A state appellate court has denied a Faubourg Marigny neighborhood group’s attempt to immediately stop the city from approving buildings up to 80 feet tall in Marigny and other riverfront neighborhoods, meaning a project of that size could move forward as the legal case plays out.
But while the 4th Circuit Court of Appeal upheld Orleans Parish Civil District Court Judge Kern Reese’s denial of a preliminary injunction, the three-judge panel chided the city for failing to let residents weigh in more thoroughly on the new policy, just as Reese did last year.
Civil District Court Judge Kern Reese denied a request Thursday for a temporary injunction t…
The Faubourg Marigny Improvement Association sued the city, the City Council and the City Planning Commission in May 2015 over a provision in the city’s new comprehensive zoning ordinance that allows such tall buildings. The lawsuit said the provision, dubbed the “riverfront overlay district,” would cause “severe changes” to the Marigny neighborhood and asked that it be nullified because it did not go through a hearing process before the Planning Commission.
The provision was one of the more contentious changes to city zoning laws approved last year by the City Council after years of discussion, a final seven hours of debate and three dozen last-minute amendments.
The provision allows structures in the overlay district to qualify for a 25-foot “height bonus” — bringing their maximum allowable height to 80 feet — if the building’s design features elements such as open space or public plazas. Structures may also qualify for the bonus if the developer agrees to pay at least half the cost — but not less than $250,000 — of a new bridge over the floodwall, a railroad crossing or another improvement that “significantly increases” public access to the riverfront.
The overlay district includes the Marigny, Bywater, Holy Cross and Algiers Point neighborhoods.
Some Bywater, Marigny and French Quarter residents loudly opposed the last-minute amendment, which was backed by Mayor Mitch Landrieu.
Planning Commission Director Robert Rivers, however, said council members can amend an ordinance at any point during their consideration of it.
Reese refused in August to grant the injunction, citing rules that forbid him from interfering in another branch of government unless that branch’s decision is “totally arbitrary or capricious.” But he also criticized the city for not giving residents a greater opportunity to express their views on the last-minute changes.
The panel of appellate judges — James McKay III, Edwin Lombard and Paul Bonin — said they found nothing wrong with Reese’s decision, although they also were of the opinion that the city should have given the public more say.
While Marigny residents argue that the council can’t adopt zoning measures that haven’t gone before the Planning Commission — “a position with which we agree,” the appeals court ruling states — the three judges said the residents could not provide proof that taller developments would adversely affect their quality of life, as they alleged.

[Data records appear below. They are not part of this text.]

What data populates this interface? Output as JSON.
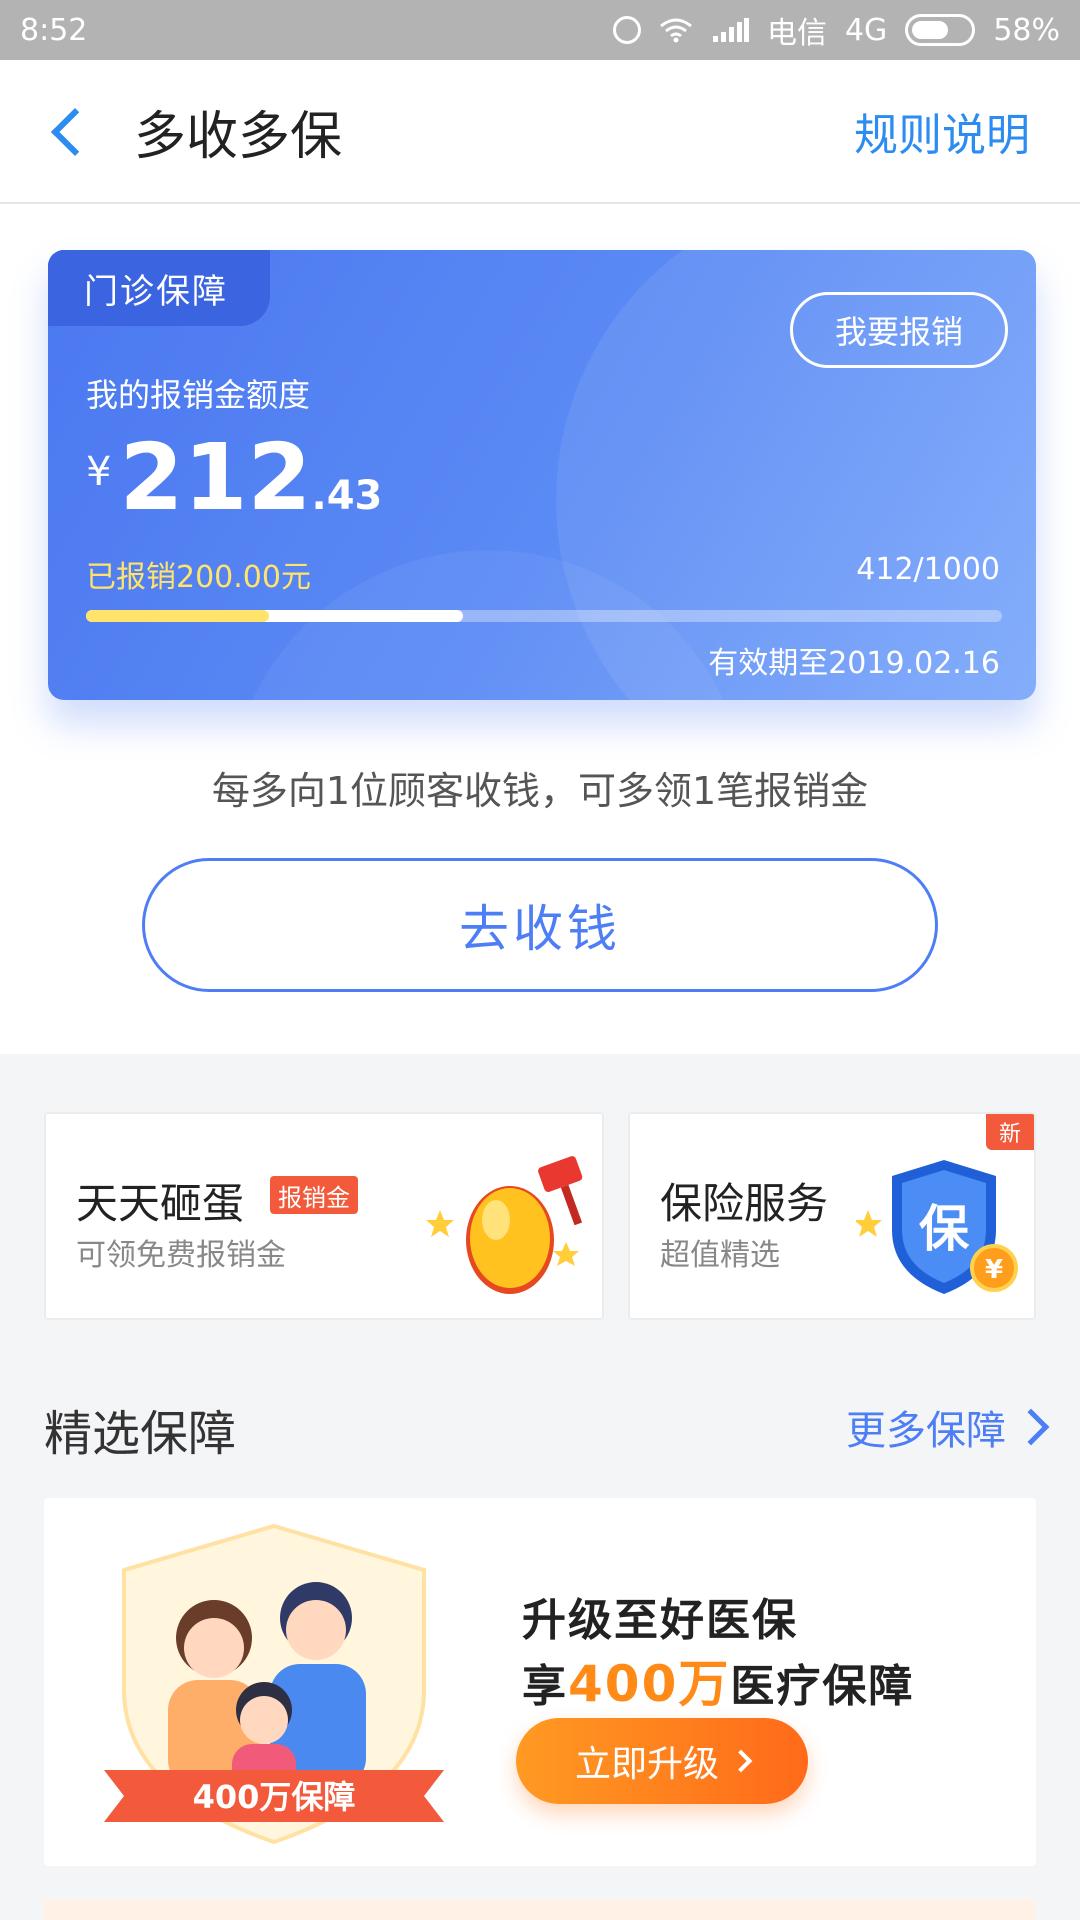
{
  "status_bar": {
    "time": "8:52",
    "carrier": "电信",
    "network": "4G",
    "battery": "58%"
  },
  "nav": {
    "title": "多收多保",
    "rules_label": "规则说明"
  },
  "card": {
    "badge": "门诊保障",
    "claim_button": "我要报销",
    "quota_label": "我的报销金额度",
    "currency": "¥",
    "amount_integer": "212",
    "amount_decimal": ".43",
    "reimbursed": "已报销200.00元",
    "progress_text": "412/1000",
    "progress_fraction": 0.412,
    "reimbursed_fraction": 0.2,
    "valid_until": "有效期至2019.02.16"
  },
  "hint": "每多向1位顾客收钱，可多领1笔报销金",
  "collect_button": "去收钱",
  "tiles": [
    {
      "title": "天天砸蛋",
      "tag": "报销金",
      "subtitle": "可领免费报销金"
    },
    {
      "title": "保险服务",
      "tag": "新",
      "subtitle": "超值精选",
      "shield_text": "保",
      "coin_text": "¥"
    }
  ],
  "section": {
    "title": "精选保障",
    "more_label": "更多保障"
  },
  "promo": {
    "line1": "升级至好医保",
    "line2_prefix": "享",
    "line2_accent": "400万",
    "line2_suffix": "医疗保障",
    "button": "立即升级",
    "ribbon": "400万保障"
  },
  "colors": {
    "accent_blue": "#2d8cf0",
    "card_blue": "#4b78f0",
    "highlight_yellow": "#ffe36a",
    "orange": "#ff8a17",
    "red_tag": "#f25a3b"
  }
}
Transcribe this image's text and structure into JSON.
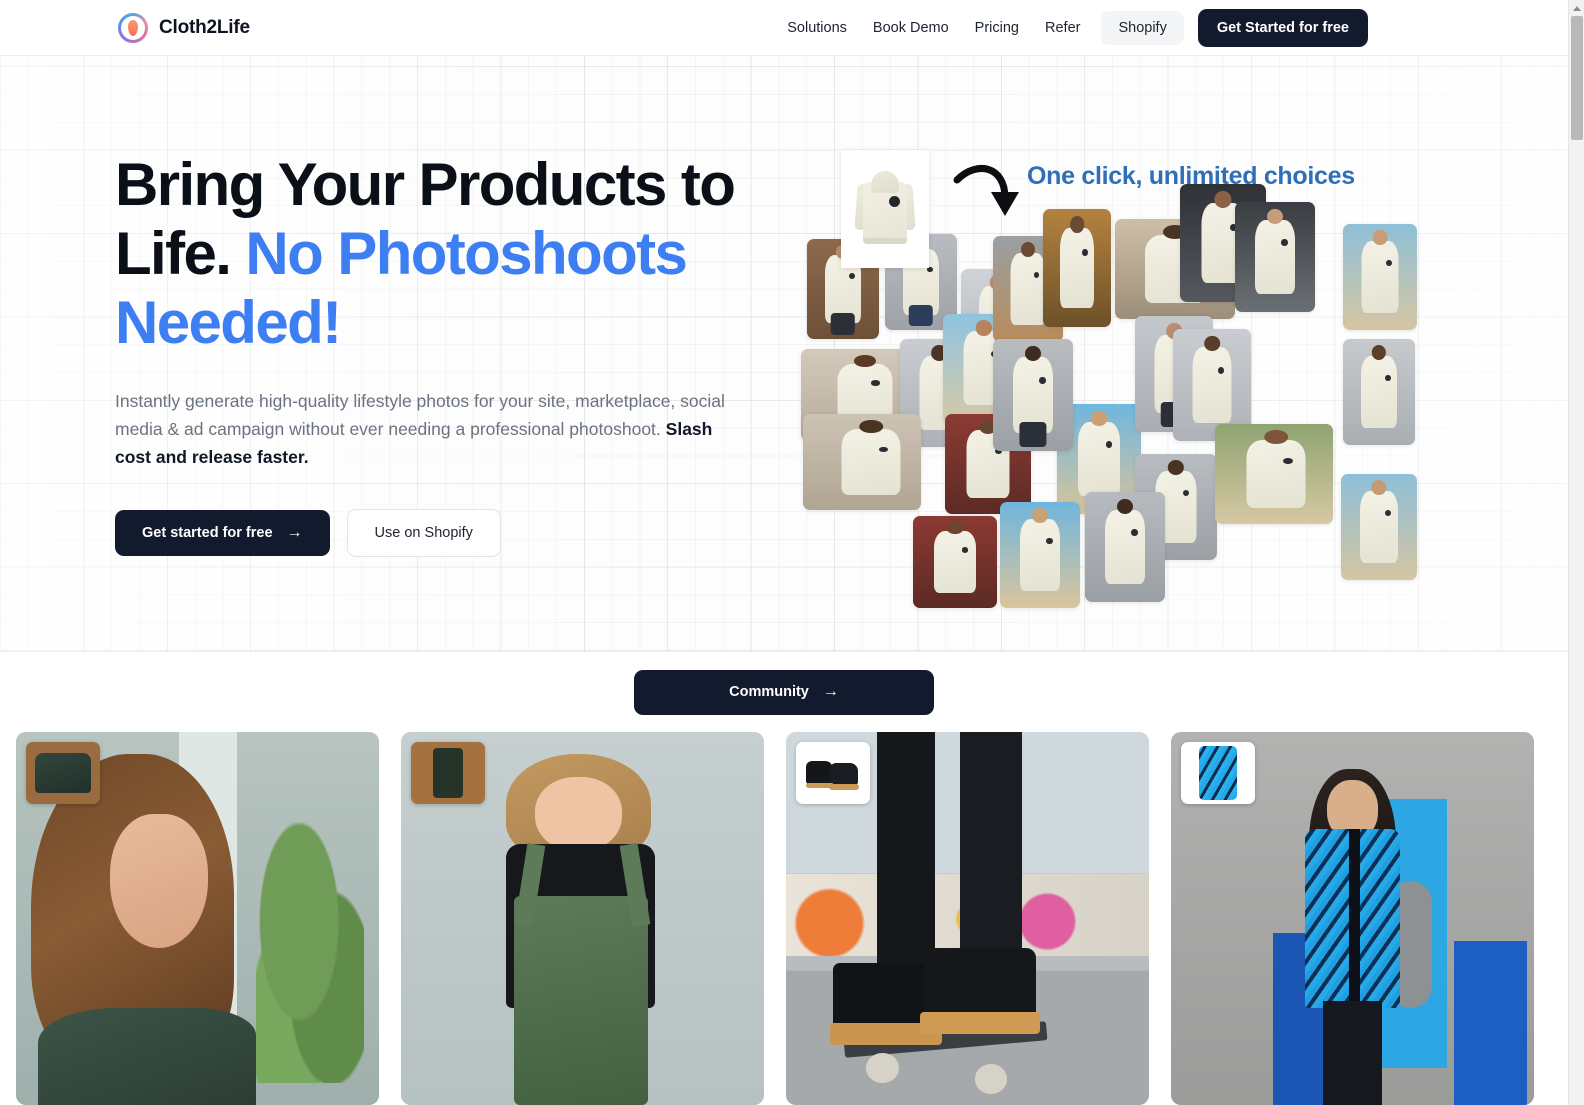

The panel also said it was unclear if the Planning Commission had ever considered the last-minute changes.
A new date for the district court to consider the residents’ request for a permanent injunction has not been set.